Conor McGinn

Conor McGinn


Conor McGinn

Two Labour whips - south Armagh-born Conor McGinn and Holly Lynch - have resigned following the sacking of chief whip Rosie Winterton in Jeremy Corbyn's controversial frontbench shake-up.

The removal of Ms Winterton provoked an angry backlash, with chairman of the parliamentary party John Cryer writing to MPs to protest that he and the chief whip had been kept in the dark about the reshuffle despite being engaged in talks with the leadership on putting some of the posts in the shadow cabinet up for election.

A Labour spokesman said: "We thank Conor McGinn and Holly Lynch for their services. Their positions will be filled in due course."

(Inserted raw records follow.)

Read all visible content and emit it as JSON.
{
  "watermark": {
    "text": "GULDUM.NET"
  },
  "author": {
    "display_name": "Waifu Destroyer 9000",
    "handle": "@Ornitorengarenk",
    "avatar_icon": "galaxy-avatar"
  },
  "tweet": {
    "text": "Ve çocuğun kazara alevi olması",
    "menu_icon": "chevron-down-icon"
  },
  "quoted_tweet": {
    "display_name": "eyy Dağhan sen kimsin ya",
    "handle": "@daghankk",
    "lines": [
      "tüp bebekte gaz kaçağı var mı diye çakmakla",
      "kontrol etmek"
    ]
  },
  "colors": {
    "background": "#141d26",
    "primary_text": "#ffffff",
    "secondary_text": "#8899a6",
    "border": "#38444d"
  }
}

A Labour source said: "No-one will lose any sleep over Conor McGinn resigning after the disloyalty he showed in organising resignations during the attempted coup."

Sources close to Mr Corbyn insist that Mr McGinn was set to be sacked when junior posts in the reshuffle were announced.

Bessbrook-born Conor McGinn is the son of former Newry Sinn Fein councillor Pat McGinn.

In July, Mr McGinn claimed he had come under pressure after he urged the party leader to broaden his appeal in an interview in May. He claimed Mr Corbyn, who has supported Irish republican causes, had proposed to ring his dad to discuss the comments.

"It transpired that Jeremy, in deliberations about how to respond to my interview, had said that he intended to ring my father to discuss it with him and ask him to speak to me about it," the MP said at the time.

Mr McGinn, a former political adviser to the last shadow Northern Ireland secretary, Vernon Coaker, also said he had been subjected to bullying and threats from Corbyn supporters and had to have a police presence at events he was attending last weekend.

Belfast Telegraph